**About this exercise**. Lines containing the word "Humid" are to be copied from the data below.
------------------------------------------------
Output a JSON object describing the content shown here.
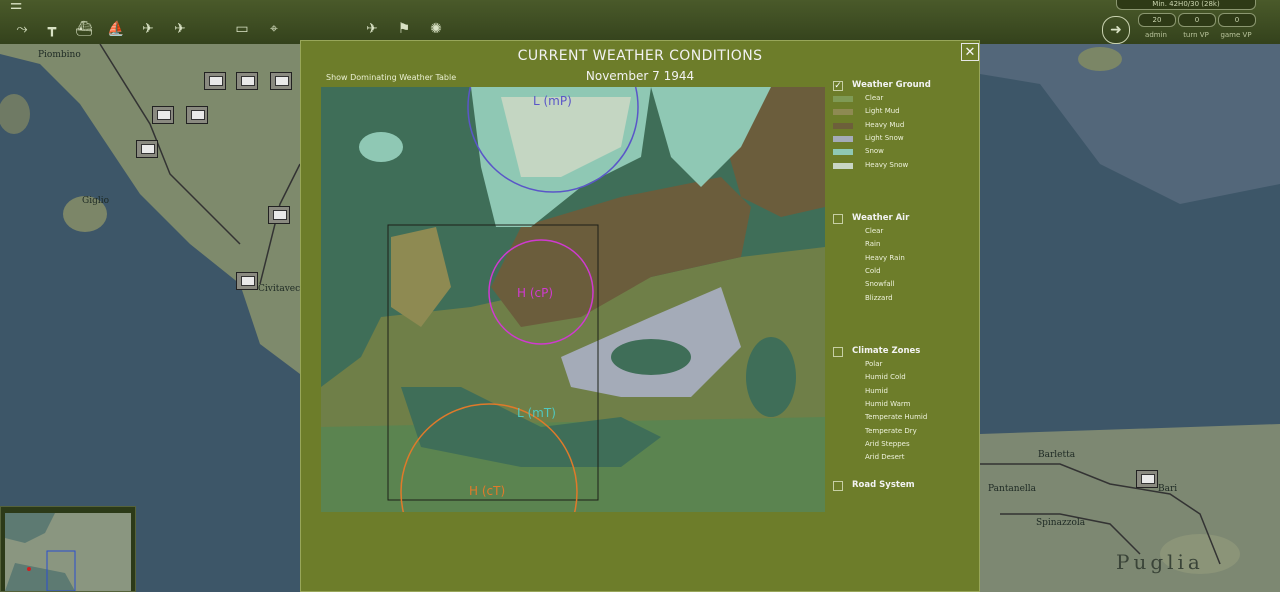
{
  "dialog": {
    "title": "CURRENT WEATHER CONDITIONS",
    "date": "November  7  1944",
    "show_table_link": "Show Dominating Weather Table",
    "close_glyph": "✕",
    "map_labels": {
      "low_north": "L (mP)",
      "high_center": "H (cP)",
      "low_south": "L (mT)",
      "high_south": "H (cT)"
    }
  },
  "legend": {
    "weather_ground": {
      "title": "Weather Ground",
      "checked": true,
      "items": [
        {
          "label": "Clear",
          "color": "#7f9a55"
        },
        {
          "label": "Light Mud",
          "color": "#8e8a52"
        },
        {
          "label": "Heavy Mud",
          "color": "#6d5f3a"
        },
        {
          "label": "Light Snow",
          "color": "#a4abb8"
        },
        {
          "label": "Snow",
          "color": "#8fc8b4"
        },
        {
          "label": "Heavy Snow",
          "color": "#c9d6c5"
        }
      ]
    },
    "weather_air": {
      "title": "Weather Air",
      "checked": false,
      "items": [
        "Clear",
        "Rain",
        "Heavy Rain",
        "Cold",
        "Snowfall",
        "Blizzard"
      ]
    },
    "climate_zones": {
      "title": "Climate Zones",
      "checked": false,
      "items": [
        "Polar",
        "Humid Cold",
        "Humid",
        "Humid Warm",
        "Temperate Humid",
        "Temperate Dry",
        "Arid Steppes",
        "Arid Desert"
      ]
    },
    "road_system": {
      "title": "Road System",
      "checked": false
    }
  },
  "top_bar": {
    "stats_line": "Min. 42H0/30 (28k)",
    "stats": [
      {
        "value": "20",
        "label": "admin"
      },
      {
        "value": "0",
        "label": "turn VP"
      },
      {
        "value": "0",
        "label": "game VP"
      }
    ]
  },
  "background_map": {
    "labels": [
      "Piombino",
      "Giglio",
      "Civitavecc",
      "Barletta",
      "Pantanella",
      "Bari",
      "Spinazzola",
      "Puglia"
    ]
  },
  "icons": {
    "menu": "menu-icon",
    "close": "close-icon",
    "end_turn": "end-turn-icon"
  },
  "colors": {
    "dialog_bg": "#6d7d2a",
    "sea": "#3f6f5a",
    "toolbar": "#3e4c22"
  }
}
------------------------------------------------
**Finished exercise**.
        "Humid Cold",
        "Humid",
        "Humid Warm",
        "Temperate Humid",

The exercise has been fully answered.